▸ WORK TASK
How many lines in the entries below contain "proceso"? Answer with the number only.
=== Begin Enclosure ===
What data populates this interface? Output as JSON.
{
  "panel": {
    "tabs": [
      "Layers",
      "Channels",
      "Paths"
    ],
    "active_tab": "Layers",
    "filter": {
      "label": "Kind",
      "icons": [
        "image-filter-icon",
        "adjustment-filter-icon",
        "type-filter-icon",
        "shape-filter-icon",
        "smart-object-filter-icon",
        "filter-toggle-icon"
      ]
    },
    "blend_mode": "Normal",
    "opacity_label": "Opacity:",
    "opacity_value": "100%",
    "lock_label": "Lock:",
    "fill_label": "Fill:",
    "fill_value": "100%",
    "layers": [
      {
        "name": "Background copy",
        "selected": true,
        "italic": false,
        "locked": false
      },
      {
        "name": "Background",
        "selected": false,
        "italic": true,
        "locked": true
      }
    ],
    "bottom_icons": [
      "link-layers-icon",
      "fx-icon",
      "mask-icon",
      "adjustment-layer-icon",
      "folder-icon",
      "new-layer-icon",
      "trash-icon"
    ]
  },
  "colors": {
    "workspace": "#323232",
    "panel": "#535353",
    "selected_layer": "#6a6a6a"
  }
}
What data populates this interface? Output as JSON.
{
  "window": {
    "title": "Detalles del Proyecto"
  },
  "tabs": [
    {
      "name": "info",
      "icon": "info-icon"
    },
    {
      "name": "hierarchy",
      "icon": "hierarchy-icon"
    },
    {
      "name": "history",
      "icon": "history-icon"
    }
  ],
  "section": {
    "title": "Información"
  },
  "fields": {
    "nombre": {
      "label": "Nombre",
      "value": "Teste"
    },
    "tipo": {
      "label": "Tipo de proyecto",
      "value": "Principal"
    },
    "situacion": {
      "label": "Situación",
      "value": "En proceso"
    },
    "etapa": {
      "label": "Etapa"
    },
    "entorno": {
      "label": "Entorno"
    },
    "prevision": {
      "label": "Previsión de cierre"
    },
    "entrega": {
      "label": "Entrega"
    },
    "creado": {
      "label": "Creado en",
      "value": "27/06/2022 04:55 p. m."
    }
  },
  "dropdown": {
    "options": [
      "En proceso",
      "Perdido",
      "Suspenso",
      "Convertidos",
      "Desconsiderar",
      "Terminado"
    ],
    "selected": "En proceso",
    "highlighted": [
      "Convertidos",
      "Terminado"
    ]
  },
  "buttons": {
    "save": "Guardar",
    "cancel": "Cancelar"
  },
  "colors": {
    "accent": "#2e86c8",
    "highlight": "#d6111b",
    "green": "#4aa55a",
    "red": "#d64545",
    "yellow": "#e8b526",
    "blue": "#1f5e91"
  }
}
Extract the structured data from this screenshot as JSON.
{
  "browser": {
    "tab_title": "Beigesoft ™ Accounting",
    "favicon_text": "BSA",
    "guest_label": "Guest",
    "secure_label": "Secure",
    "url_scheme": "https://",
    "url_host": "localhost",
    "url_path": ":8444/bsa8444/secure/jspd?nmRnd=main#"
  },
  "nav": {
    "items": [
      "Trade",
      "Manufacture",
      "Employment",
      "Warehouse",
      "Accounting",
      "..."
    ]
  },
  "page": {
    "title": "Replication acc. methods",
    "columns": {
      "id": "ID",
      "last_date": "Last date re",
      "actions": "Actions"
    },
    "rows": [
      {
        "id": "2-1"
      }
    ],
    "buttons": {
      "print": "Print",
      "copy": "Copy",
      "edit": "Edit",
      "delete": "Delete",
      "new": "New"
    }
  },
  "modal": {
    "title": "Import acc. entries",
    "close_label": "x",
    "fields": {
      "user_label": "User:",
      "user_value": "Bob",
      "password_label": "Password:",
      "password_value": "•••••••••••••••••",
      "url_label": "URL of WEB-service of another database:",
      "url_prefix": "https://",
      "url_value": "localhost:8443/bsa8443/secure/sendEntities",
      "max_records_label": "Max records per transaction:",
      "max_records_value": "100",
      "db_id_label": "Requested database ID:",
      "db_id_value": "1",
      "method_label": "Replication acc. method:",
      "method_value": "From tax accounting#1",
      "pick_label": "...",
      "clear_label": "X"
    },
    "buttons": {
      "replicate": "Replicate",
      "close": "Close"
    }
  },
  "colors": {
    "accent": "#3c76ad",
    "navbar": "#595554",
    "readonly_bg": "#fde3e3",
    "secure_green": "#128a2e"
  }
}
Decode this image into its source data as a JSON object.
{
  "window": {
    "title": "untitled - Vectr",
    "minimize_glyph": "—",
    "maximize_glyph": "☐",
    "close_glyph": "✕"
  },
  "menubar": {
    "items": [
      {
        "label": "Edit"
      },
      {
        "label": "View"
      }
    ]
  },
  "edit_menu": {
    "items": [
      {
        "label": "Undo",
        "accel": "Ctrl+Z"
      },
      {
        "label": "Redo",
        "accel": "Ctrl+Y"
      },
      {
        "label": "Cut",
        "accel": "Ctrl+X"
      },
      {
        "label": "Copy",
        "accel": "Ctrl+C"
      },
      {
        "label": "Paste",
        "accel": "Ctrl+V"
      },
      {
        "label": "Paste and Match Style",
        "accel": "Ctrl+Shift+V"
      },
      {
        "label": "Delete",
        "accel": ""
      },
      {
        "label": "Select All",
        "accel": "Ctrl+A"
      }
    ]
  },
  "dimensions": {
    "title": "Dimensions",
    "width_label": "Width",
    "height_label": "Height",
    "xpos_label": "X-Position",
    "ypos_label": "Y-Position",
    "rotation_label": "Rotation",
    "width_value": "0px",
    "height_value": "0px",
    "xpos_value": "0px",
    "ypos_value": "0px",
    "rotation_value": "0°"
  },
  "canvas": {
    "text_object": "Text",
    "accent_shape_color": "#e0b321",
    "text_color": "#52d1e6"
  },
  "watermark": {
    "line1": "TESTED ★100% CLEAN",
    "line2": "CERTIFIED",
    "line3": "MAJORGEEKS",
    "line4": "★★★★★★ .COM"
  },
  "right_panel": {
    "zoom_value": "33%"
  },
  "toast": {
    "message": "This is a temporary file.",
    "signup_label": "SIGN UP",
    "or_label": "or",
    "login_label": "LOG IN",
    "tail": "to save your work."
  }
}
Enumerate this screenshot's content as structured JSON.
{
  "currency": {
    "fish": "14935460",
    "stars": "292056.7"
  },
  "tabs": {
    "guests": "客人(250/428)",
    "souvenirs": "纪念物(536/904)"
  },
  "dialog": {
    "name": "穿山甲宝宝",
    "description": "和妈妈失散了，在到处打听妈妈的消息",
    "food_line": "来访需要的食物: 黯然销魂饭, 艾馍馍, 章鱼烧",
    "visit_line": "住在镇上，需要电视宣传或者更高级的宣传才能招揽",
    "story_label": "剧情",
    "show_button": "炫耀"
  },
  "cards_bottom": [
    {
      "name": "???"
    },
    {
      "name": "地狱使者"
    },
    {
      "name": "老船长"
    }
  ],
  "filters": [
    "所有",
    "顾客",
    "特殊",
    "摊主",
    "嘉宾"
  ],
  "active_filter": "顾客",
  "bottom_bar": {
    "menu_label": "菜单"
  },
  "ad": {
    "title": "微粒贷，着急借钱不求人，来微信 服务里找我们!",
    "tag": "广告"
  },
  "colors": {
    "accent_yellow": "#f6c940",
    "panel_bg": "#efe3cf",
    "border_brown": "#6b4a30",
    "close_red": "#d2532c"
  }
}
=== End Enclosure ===
▸ RESULT
3